MATERIALS PROVIDED.

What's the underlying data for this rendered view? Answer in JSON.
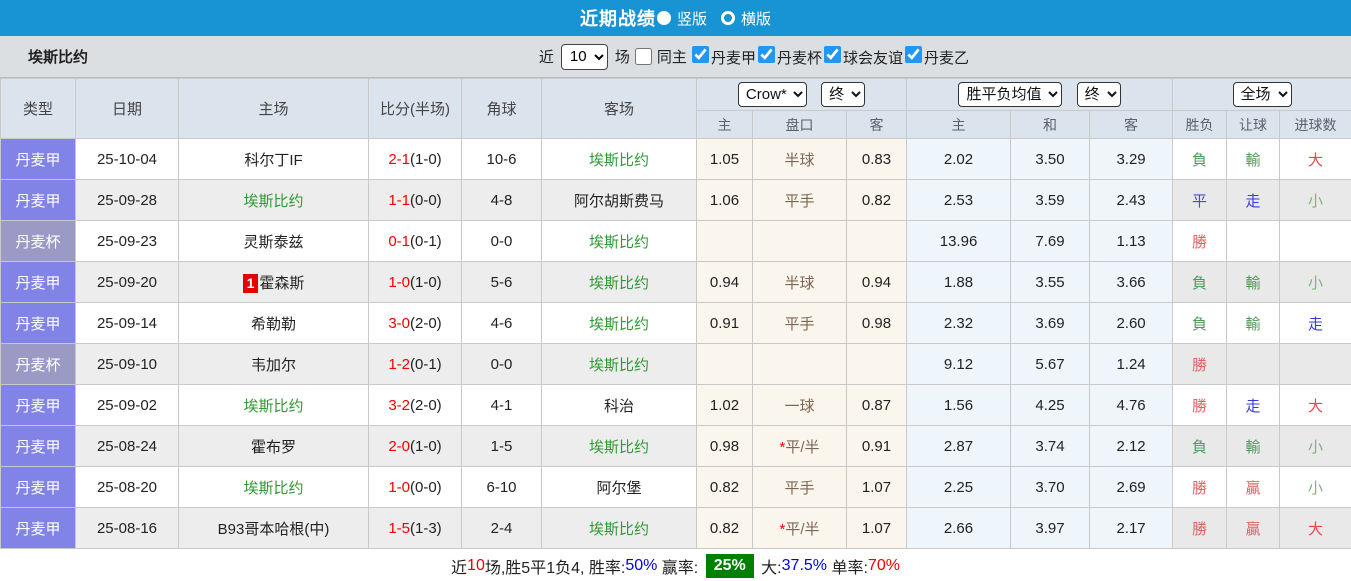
{
  "title_bar": {
    "title": "近期战绩",
    "radio_vertical": "竖版",
    "radio_horizontal": "横版"
  },
  "filter_bar": {
    "team": "埃斯比约",
    "recent_label": "近",
    "recent_value": "10",
    "games_label": "场",
    "same_home_label": "同主",
    "leagues": [
      "丹麦甲",
      "丹麦杯",
      "球会友谊",
      "丹麦乙"
    ]
  },
  "table": {
    "main_headers": [
      "类型",
      "日期",
      "主场",
      "比分(半场)",
      "角球",
      "客场"
    ],
    "odds_dropdown": "Crow*",
    "odds_stage_dropdown": "终",
    "avg_dropdown": "胜平负均值",
    "avg_stage_dropdown": "终",
    "scope_dropdown": "全场",
    "sub_headers": [
      "主",
      "盘口",
      "客",
      "主",
      "和",
      "客",
      "胜负",
      "让球",
      "进球数"
    ],
    "rows": [
      {
        "type": "丹麦甲",
        "type_class": "league-jia",
        "date": "25-10-04",
        "home": {
          "badge": "",
          "name": "科尔丁IF",
          "is_focus": false
        },
        "score": {
          "ft": "2-1",
          "ht": "(1-0)"
        },
        "corner": "10-6",
        "away": {
          "name": "埃斯比约",
          "is_focus": true
        },
        "odds": {
          "home": "1.05",
          "handicap": "半球",
          "star": false,
          "away": "0.83"
        },
        "avg": {
          "home": "2.02",
          "draw": "3.50",
          "away": "3.29"
        },
        "result": {
          "text": "負",
          "cls": "c-lose"
        },
        "handicap_result": {
          "text": "輸",
          "cls": "c-lose"
        },
        "goals": {
          "text": "大",
          "cls": "c-big"
        }
      },
      {
        "type": "丹麦甲",
        "type_class": "league-jia",
        "date": "25-09-28",
        "home": {
          "badge": "",
          "name": "埃斯比约",
          "is_focus": true
        },
        "score": {
          "ft": "1-1",
          "ht": "(0-0)"
        },
        "corner": "4-8",
        "away": {
          "name": "阿尔胡斯费马",
          "is_focus": false
        },
        "odds": {
          "home": "1.06",
          "handicap": "平手",
          "star": false,
          "away": "0.82"
        },
        "avg": {
          "home": "2.53",
          "draw": "3.59",
          "away": "2.43"
        },
        "result": {
          "text": "平",
          "cls": "c-draw"
        },
        "handicap_result": {
          "text": "走",
          "cls": "c-go"
        },
        "goals": {
          "text": "小",
          "cls": "c-small"
        }
      },
      {
        "type": "丹麦杯",
        "type_class": "league-cup",
        "date": "25-09-23",
        "home": {
          "badge": "",
          "name": "灵斯泰兹",
          "is_focus": false
        },
        "score": {
          "ft": "0-1",
          "ht": "(0-1)"
        },
        "corner": "0-0",
        "away": {
          "name": "埃斯比约",
          "is_focus": true
        },
        "odds": {
          "home": "",
          "handicap": "",
          "star": false,
          "away": ""
        },
        "avg": {
          "home": "13.96",
          "draw": "7.69",
          "away": "1.13"
        },
        "result": {
          "text": "勝",
          "cls": "c-win"
        },
        "handicap_result": {
          "text": "",
          "cls": ""
        },
        "goals": {
          "text": "",
          "cls": ""
        }
      },
      {
        "type": "丹麦甲",
        "type_class": "league-jia",
        "date": "25-09-20",
        "home": {
          "badge": "1",
          "name": "霍森斯",
          "is_focus": false
        },
        "score": {
          "ft": "1-0",
          "ht": "(1-0)"
        },
        "corner": "5-6",
        "away": {
          "name": "埃斯比约",
          "is_focus": true
        },
        "odds": {
          "home": "0.94",
          "handicap": "半球",
          "star": false,
          "away": "0.94"
        },
        "avg": {
          "home": "1.88",
          "draw": "3.55",
          "away": "3.66"
        },
        "result": {
          "text": "負",
          "cls": "c-lose"
        },
        "handicap_result": {
          "text": "輸",
          "cls": "c-lose"
        },
        "goals": {
          "text": "小",
          "cls": "c-small"
        }
      },
      {
        "type": "丹麦甲",
        "type_class": "league-jia",
        "date": "25-09-14",
        "home": {
          "badge": "",
          "name": "希勒勒",
          "is_focus": false
        },
        "score": {
          "ft": "3-0",
          "ht": "(2-0)"
        },
        "corner": "4-6",
        "away": {
          "name": "埃斯比约",
          "is_focus": true
        },
        "odds": {
          "home": "0.91",
          "handicap": "平手",
          "star": false,
          "away": "0.98"
        },
        "avg": {
          "home": "2.32",
          "draw": "3.69",
          "away": "2.60"
        },
        "result": {
          "text": "負",
          "cls": "c-lose"
        },
        "handicap_result": {
          "text": "輸",
          "cls": "c-lose"
        },
        "goals": {
          "text": "走",
          "cls": "c-go"
        }
      },
      {
        "type": "丹麦杯",
        "type_class": "league-cup",
        "date": "25-09-10",
        "home": {
          "badge": "",
          "name": "韦加尔",
          "is_focus": false
        },
        "score": {
          "ft": "1-2",
          "ht": "(0-1)"
        },
        "corner": "0-0",
        "away": {
          "name": "埃斯比约",
          "is_focus": true
        },
        "odds": {
          "home": "",
          "handicap": "",
          "star": false,
          "away": ""
        },
        "avg": {
          "home": "9.12",
          "draw": "5.67",
          "away": "1.24"
        },
        "result": {
          "text": "勝",
          "cls": "c-win"
        },
        "handicap_result": {
          "text": "",
          "cls": ""
        },
        "goals": {
          "text": "",
          "cls": ""
        }
      },
      {
        "type": "丹麦甲",
        "type_class": "league-jia",
        "date": "25-09-02",
        "home": {
          "badge": "",
          "name": "埃斯比约",
          "is_focus": true
        },
        "score": {
          "ft": "3-2",
          "ht": "(2-0)"
        },
        "corner": "4-1",
        "away": {
          "name": "科治",
          "is_focus": false
        },
        "odds": {
          "home": "1.02",
          "handicap": "一球",
          "star": false,
          "away": "0.87"
        },
        "avg": {
          "home": "1.56",
          "draw": "4.25",
          "away": "4.76"
        },
        "result": {
          "text": "勝",
          "cls": "c-win"
        },
        "handicap_result": {
          "text": "走",
          "cls": "c-go"
        },
        "goals": {
          "text": "大",
          "cls": "c-big"
        }
      },
      {
        "type": "丹麦甲",
        "type_class": "league-jia",
        "date": "25-08-24",
        "home": {
          "badge": "",
          "name": "霍布罗",
          "is_focus": false
        },
        "score": {
          "ft": "2-0",
          "ht": "(1-0)"
        },
        "corner": "1-5",
        "away": {
          "name": "埃斯比约",
          "is_focus": true
        },
        "odds": {
          "home": "0.98",
          "handicap": "平/半",
          "star": true,
          "away": "0.91"
        },
        "avg": {
          "home": "2.87",
          "draw": "3.74",
          "away": "2.12"
        },
        "result": {
          "text": "負",
          "cls": "c-lose"
        },
        "handicap_result": {
          "text": "輸",
          "cls": "c-lose"
        },
        "goals": {
          "text": "小",
          "cls": "c-small"
        }
      },
      {
        "type": "丹麦甲",
        "type_class": "league-jia",
        "date": "25-08-20",
        "home": {
          "badge": "",
          "name": "埃斯比约",
          "is_focus": true
        },
        "score": {
          "ft": "1-0",
          "ht": "(0-0)"
        },
        "corner": "6-10",
        "away": {
          "name": "阿尔堡",
          "is_focus": false
        },
        "odds": {
          "home": "0.82",
          "handicap": "平手",
          "star": false,
          "away": "1.07"
        },
        "avg": {
          "home": "2.25",
          "draw": "3.70",
          "away": "2.69"
        },
        "result": {
          "text": "勝",
          "cls": "c-win"
        },
        "handicap_result": {
          "text": "贏",
          "cls": "c-win"
        },
        "goals": {
          "text": "小",
          "cls": "c-small"
        }
      },
      {
        "type": "丹麦甲",
        "type_class": "league-jia",
        "date": "25-08-16",
        "home": {
          "badge": "",
          "name": "B93哥本哈根(中)",
          "is_focus": false
        },
        "score": {
          "ft": "1-5",
          "ht": "(1-3)"
        },
        "corner": "2-4",
        "away": {
          "name": "埃斯比约",
          "is_focus": true
        },
        "odds": {
          "home": "0.82",
          "handicap": "平/半",
          "star": true,
          "away": "1.07"
        },
        "avg": {
          "home": "2.66",
          "draw": "3.97",
          "away": "2.17"
        },
        "result": {
          "text": "勝",
          "cls": "c-win"
        },
        "handicap_result": {
          "text": "贏",
          "cls": "c-win"
        },
        "goals": {
          "text": "大",
          "cls": "c-big"
        }
      }
    ]
  },
  "summary": {
    "segments": [
      {
        "text": "近",
        "cls": "c-dark"
      },
      {
        "text": "10",
        "cls": "c-red"
      },
      {
        "text": "场,胜5平1负4, 胜率:",
        "cls": "c-dark"
      },
      {
        "text": "50%",
        "cls": "c-blue"
      },
      {
        "text": " 赢率: ",
        "cls": "c-dark"
      },
      {
        "text": "25%",
        "cls": "badge-green"
      },
      {
        "text": " 大:",
        "cls": "c-dark"
      },
      {
        "text": "37.5%",
        "cls": "c-blue"
      },
      {
        "text": " 单率:",
        "cls": "c-dark"
      },
      {
        "text": "70%",
        "cls": "c-red"
      }
    ]
  },
  "colors": {
    "title_bar": "#1893d3",
    "league_jia": "#8184e6",
    "league_cup": "#9b9ac4",
    "focus_team_green": "#2f9933",
    "score_red": "#f50000",
    "odds_col_beige": "#faf5ed",
    "avg_col_blue": "#eef5fb",
    "summary_badge_green": "#008000",
    "checkbox_blue": "#2196f3"
  }
}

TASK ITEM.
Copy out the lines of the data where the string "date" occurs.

FINISHED EXERCISE.
        "date": "25-10-04",
        "date": "25-09-28",
        "date": "25-09-23",
        "date": "25-09-20",
        "date": "25-09-14",
        "date": "25-09-10",
        "date": "25-09-02",
        "date": "25-08-24",
        "date": "25-08-20",
        "date": "25-08-16",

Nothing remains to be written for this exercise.